- What is expected
Images aside, the whole listing should be written out word for word.
*** Listed entries
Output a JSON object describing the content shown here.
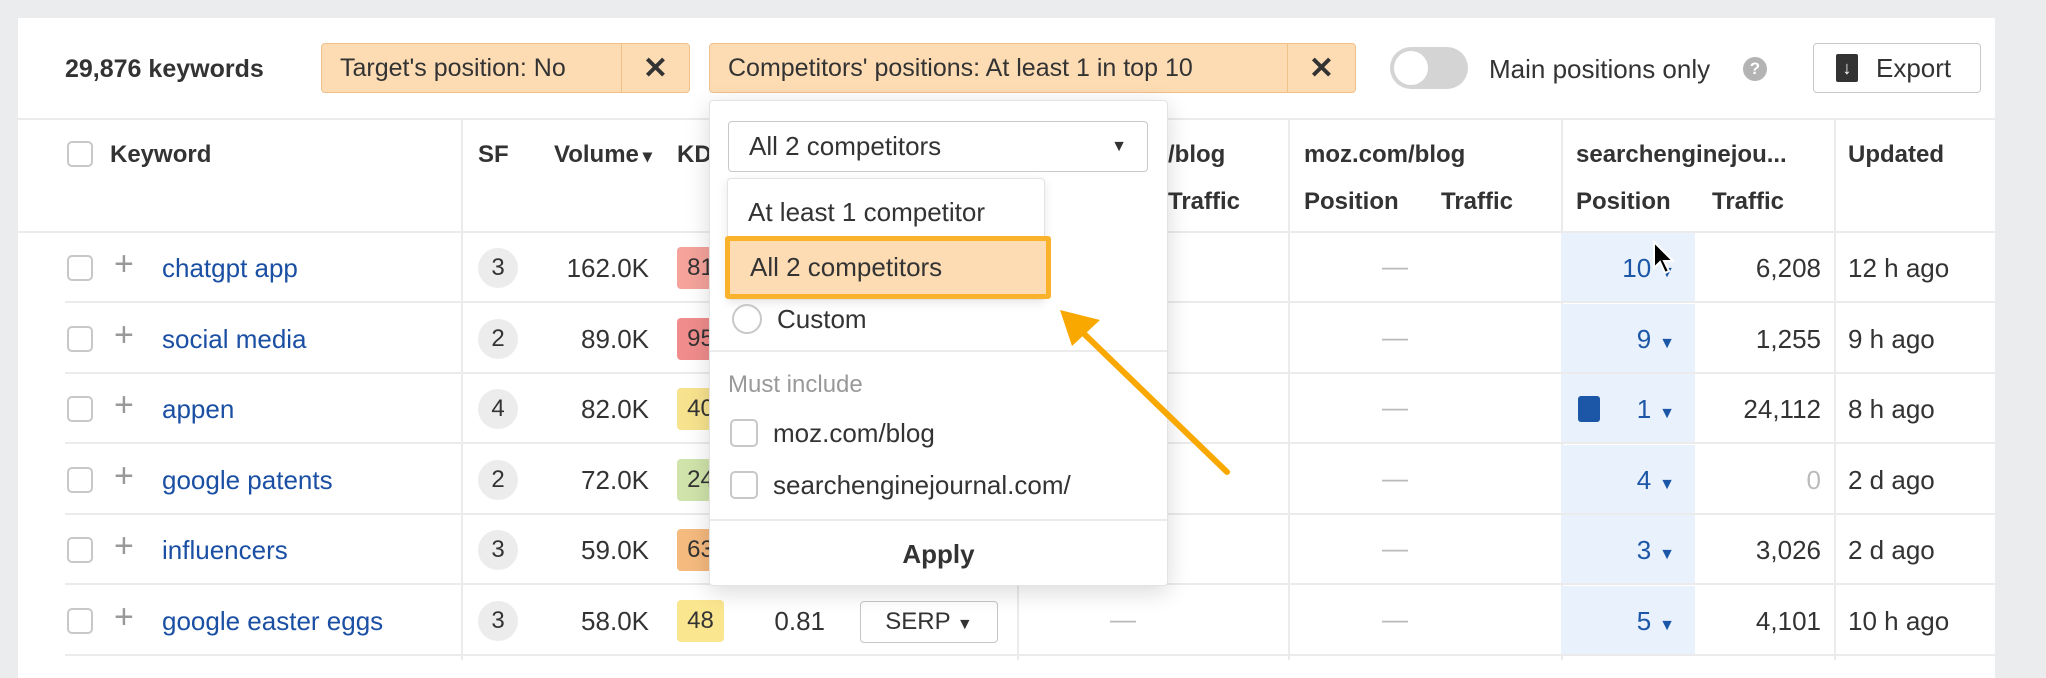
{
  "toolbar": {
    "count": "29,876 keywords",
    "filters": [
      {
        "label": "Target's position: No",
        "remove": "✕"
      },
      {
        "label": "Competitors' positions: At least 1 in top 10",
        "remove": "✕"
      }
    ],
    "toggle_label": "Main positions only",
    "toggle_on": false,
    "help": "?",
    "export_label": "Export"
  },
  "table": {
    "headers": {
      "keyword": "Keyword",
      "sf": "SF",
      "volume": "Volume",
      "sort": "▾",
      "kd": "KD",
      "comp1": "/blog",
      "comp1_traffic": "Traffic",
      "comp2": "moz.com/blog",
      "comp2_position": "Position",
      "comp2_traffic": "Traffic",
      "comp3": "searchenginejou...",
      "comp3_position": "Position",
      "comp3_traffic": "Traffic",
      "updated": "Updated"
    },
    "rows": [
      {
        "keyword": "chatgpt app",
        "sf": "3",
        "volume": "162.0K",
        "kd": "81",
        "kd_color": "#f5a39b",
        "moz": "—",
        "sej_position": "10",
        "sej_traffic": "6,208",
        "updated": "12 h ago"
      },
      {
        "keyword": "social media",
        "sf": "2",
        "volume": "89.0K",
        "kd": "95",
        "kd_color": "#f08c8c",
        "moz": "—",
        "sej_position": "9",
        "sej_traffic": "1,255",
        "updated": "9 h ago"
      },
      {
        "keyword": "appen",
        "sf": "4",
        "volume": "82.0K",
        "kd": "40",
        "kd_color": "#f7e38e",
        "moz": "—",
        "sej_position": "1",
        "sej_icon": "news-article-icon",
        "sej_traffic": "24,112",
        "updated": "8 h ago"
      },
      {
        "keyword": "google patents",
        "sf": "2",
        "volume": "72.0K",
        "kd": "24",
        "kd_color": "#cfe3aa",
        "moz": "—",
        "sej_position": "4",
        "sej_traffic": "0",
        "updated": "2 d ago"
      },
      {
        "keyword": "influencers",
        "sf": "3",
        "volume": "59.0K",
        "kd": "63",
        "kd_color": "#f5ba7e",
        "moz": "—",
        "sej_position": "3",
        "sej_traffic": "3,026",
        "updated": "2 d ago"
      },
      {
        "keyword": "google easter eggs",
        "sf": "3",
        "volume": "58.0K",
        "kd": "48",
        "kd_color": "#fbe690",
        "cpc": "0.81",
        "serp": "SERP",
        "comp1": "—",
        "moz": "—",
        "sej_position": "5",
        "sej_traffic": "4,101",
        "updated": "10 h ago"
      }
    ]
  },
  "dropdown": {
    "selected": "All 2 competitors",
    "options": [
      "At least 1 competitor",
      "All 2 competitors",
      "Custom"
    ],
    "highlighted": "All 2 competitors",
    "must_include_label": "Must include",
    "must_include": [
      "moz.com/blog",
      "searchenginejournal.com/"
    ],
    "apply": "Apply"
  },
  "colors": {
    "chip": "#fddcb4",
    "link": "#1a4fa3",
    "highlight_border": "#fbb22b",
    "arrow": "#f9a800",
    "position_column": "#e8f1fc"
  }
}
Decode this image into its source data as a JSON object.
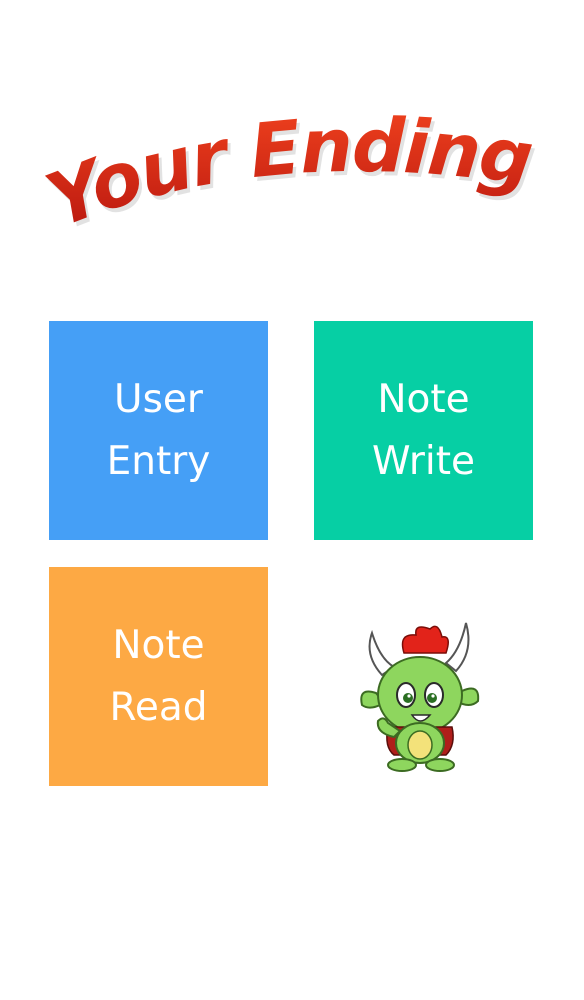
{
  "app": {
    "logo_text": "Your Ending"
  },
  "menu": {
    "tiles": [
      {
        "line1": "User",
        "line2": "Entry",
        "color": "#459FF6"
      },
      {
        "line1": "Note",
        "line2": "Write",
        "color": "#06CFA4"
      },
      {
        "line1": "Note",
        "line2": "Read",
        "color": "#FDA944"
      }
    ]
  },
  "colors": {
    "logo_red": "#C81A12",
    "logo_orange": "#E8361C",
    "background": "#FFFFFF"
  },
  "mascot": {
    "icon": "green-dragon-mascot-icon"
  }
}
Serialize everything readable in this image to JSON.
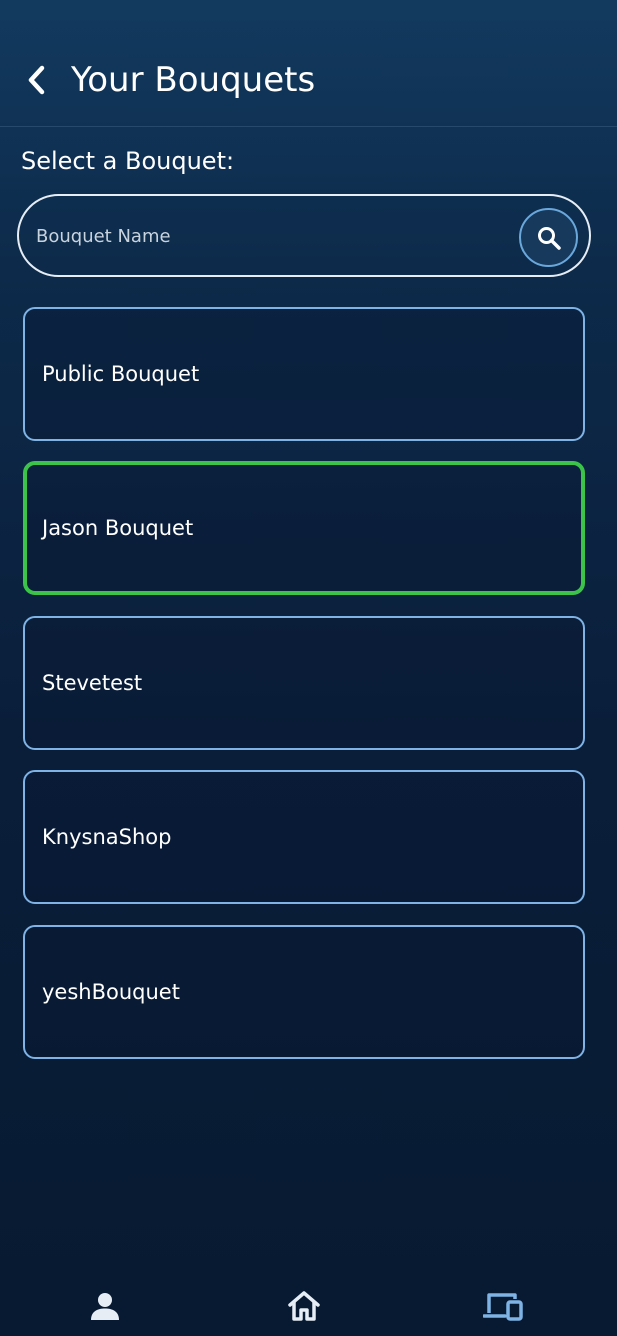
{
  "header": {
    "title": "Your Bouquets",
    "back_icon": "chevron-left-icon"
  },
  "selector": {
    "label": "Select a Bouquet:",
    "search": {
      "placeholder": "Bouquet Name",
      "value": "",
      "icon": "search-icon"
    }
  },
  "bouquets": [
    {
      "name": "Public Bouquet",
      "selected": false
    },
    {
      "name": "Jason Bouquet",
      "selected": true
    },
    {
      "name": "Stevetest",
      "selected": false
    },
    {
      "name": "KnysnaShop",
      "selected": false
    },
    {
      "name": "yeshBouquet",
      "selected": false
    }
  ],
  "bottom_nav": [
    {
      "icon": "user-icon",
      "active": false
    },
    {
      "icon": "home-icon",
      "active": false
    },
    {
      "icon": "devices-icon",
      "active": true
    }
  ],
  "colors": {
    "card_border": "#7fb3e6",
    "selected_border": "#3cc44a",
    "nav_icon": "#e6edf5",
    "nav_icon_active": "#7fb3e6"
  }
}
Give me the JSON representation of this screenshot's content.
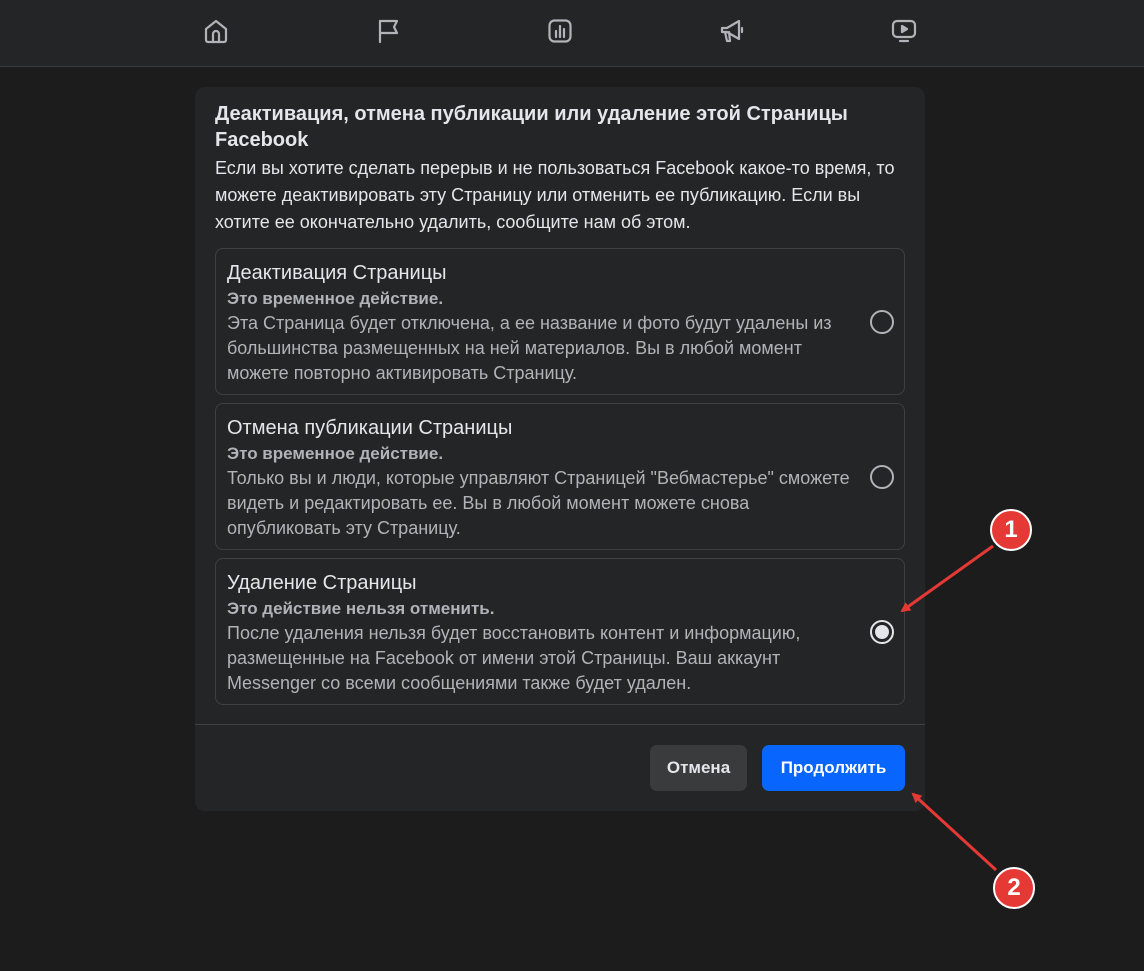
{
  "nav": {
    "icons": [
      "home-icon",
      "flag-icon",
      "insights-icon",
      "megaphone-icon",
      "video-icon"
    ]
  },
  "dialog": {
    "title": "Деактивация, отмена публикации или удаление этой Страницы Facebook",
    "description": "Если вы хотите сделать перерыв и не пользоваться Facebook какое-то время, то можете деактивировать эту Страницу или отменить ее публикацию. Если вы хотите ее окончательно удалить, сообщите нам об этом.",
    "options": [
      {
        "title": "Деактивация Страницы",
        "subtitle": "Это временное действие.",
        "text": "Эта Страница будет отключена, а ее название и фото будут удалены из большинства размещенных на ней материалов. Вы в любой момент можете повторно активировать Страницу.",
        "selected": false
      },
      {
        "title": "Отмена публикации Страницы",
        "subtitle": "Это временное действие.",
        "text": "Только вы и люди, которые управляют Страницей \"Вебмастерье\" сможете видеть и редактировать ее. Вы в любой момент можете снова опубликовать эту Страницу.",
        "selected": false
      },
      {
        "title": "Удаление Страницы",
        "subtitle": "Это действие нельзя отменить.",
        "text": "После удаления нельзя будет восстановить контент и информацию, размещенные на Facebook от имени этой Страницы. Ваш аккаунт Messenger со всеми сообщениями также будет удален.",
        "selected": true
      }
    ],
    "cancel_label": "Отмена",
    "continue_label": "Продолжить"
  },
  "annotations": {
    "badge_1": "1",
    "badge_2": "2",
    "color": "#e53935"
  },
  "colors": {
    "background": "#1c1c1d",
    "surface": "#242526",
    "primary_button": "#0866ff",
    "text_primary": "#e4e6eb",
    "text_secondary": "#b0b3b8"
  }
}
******
- Answer for this exercise
Output a JSON object describing the content shown here.
{
  "toolbar": {
    "count": "29,876 keywords",
    "filters": [
      {
        "label": "Target's position: No",
        "remove": "✕"
      },
      {
        "label": "Competitors' positions: At least 1 in top 10",
        "remove": "✕"
      }
    ],
    "toggle_label": "Main positions only",
    "toggle_on": false,
    "help": "?",
    "export_label": "Export"
  },
  "table": {
    "headers": {
      "keyword": "Keyword",
      "sf": "SF",
      "volume": "Volume",
      "sort": "▾",
      "kd": "KD",
      "comp1": "/blog",
      "comp1_traffic": "Traffic",
      "comp2": "moz.com/blog",
      "comp2_position": "Position",
      "comp2_traffic": "Traffic",
      "comp3": "searchenginejou...",
      "comp3_position": "Position",
      "comp3_traffic": "Traffic",
      "updated": "Updated"
    },
    "rows": [
      {
        "keyword": "chatgpt app",
        "sf": "3",
        "volume": "162.0K",
        "kd": "81",
        "kd_color": "#f5a39b",
        "moz": "—",
        "sej_position": "10",
        "sej_traffic": "6,208",
        "updated": "12 h ago"
      },
      {
        "keyword": "social media",
        "sf": "2",
        "volume": "89.0K",
        "kd": "95",
        "kd_color": "#f08c8c",
        "moz": "—",
        "sej_position": "9",
        "sej_traffic": "1,255",
        "updated": "9 h ago"
      },
      {
        "keyword": "appen",
        "sf": "4",
        "volume": "82.0K",
        "kd": "40",
        "kd_color": "#f7e38e",
        "moz": "—",
        "sej_position": "1",
        "sej_icon": "news-article-icon",
        "sej_traffic": "24,112",
        "updated": "8 h ago"
      },
      {
        "keyword": "google patents",
        "sf": "2",
        "volume": "72.0K",
        "kd": "24",
        "kd_color": "#cfe3aa",
        "moz": "—",
        "sej_position": "4",
        "sej_traffic": "0",
        "updated": "2 d ago"
      },
      {
        "keyword": "influencers",
        "sf": "3",
        "volume": "59.0K",
        "kd": "63",
        "kd_color": "#f5ba7e",
        "moz": "—",
        "sej_position": "3",
        "sej_traffic": "3,026",
        "updated": "2 d ago"
      },
      {
        "keyword": "google easter eggs",
        "sf": "3",
        "volume": "58.0K",
        "kd": "48",
        "kd_color": "#fbe690",
        "cpc": "0.81",
        "serp": "SERP",
        "comp1": "—",
        "moz": "—",
        "sej_position": "5",
        "sej_traffic": "4,101",
        "updated": "10 h ago"
      }
    ]
  },
  "dropdown": {
    "selected": "All 2 competitors",
    "options": [
      "At least 1 competitor",
      "All 2 competitors",
      "Custom"
    ],
    "highlighted": "All 2 competitors",
    "must_include_label": "Must include",
    "must_include": [
      "moz.com/blog",
      "searchenginejournal.com/"
    ],
    "apply": "Apply"
  },
  "colors": {
    "chip": "#fddcb4",
    "link": "#1a4fa3",
    "highlight_border": "#fbb22b",
    "arrow": "#f9a800",
    "position_column": "#e8f1fc"
  }
}
Decode this image into its source data as a JSON object.
{
  "app": {
    "logo_text": "Your Ending"
  },
  "menu": {
    "tiles": [
      {
        "line1": "User",
        "line2": "Entry",
        "color": "#459FF6"
      },
      {
        "line1": "Note",
        "line2": "Write",
        "color": "#06CFA4"
      },
      {
        "line1": "Note",
        "line2": "Read",
        "color": "#FDA944"
      }
    ]
  },
  "colors": {
    "logo_red": "#C81A12",
    "logo_orange": "#E8361C",
    "background": "#FFFFFF"
  },
  "mascot": {
    "icon": "green-dragon-mascot-icon"
  }
}
Serialize everything readable in this image to JSON.
{
  "header": {
    "title": "Your Bouquets",
    "back_icon": "chevron-left-icon"
  },
  "selector": {
    "label": "Select a Bouquet:",
    "search": {
      "placeholder": "Bouquet Name",
      "value": "",
      "icon": "search-icon"
    }
  },
  "bouquets": [
    {
      "name": "Public Bouquet",
      "selected": false
    },
    {
      "name": "Jason Bouquet",
      "selected": true
    },
    {
      "name": "Stevetest",
      "selected": false
    },
    {
      "name": "KnysnaShop",
      "selected": false
    },
    {
      "name": "yeshBouquet",
      "selected": false
    }
  ],
  "bottom_nav": [
    {
      "icon": "user-icon",
      "active": false
    },
    {
      "icon": "home-icon",
      "active": false
    },
    {
      "icon": "devices-icon",
      "active": true
    }
  ],
  "colors": {
    "card_border": "#7fb3e6",
    "selected_border": "#3cc44a",
    "nav_icon": "#e6edf5",
    "nav_icon_active": "#7fb3e6"
  }
}
Give me the JSON representation of this screenshot's content.
{
  "nav": {
    "icons": [
      "home-icon",
      "flag-icon",
      "insights-icon",
      "megaphone-icon",
      "video-icon"
    ]
  },
  "dialog": {
    "title": "Деактивация, отмена публикации или удаление этой Страницы Facebook",
    "description": "Если вы хотите сделать перерыв и не пользоваться Facebook какое-то время, то можете деактивировать эту Страницу или отменить ее публикацию. Если вы хотите ее окончательно удалить, сообщите нам об этом.",
    "options": [
      {
        "title": "Деактивация Страницы",
        "subtitle": "Это временное действие.",
        "text": "Эта Страница будет отключена, а ее название и фото будут удалены из большинства размещенных на ней материалов. Вы в любой момент можете повторно активировать Страницу.",
        "selected": false
      },
      {
        "title": "Отмена публикации Страницы",
        "subtitle": "Это временное действие.",
        "text": "Только вы и люди, которые управляют Страницей \"Вебмастерье\" сможете видеть и редактировать ее. Вы в любой момент можете снова опубликовать эту Страницу.",
        "selected": false
      },
      {
        "title": "Удаление Страницы",
        "subtitle": "Это действие нельзя отменить.",
        "text": "После удаления нельзя будет восстановить контент и информацию, размещенные на Facebook от имени этой Страницы. Ваш аккаунт Messenger со всеми сообщениями также будет удален.",
        "selected": true
      }
    ],
    "cancel_label": "Отмена",
    "continue_label": "Продолжить"
  },
  "annotations": {
    "badge_1": "1",
    "badge_2": "2",
    "color": "#e53935"
  },
  "colors": {
    "background": "#1c1c1d",
    "surface": "#242526",
    "primary_button": "#0866ff",
    "text_primary": "#e4e6eb",
    "text_secondary": "#b0b3b8"
  }
}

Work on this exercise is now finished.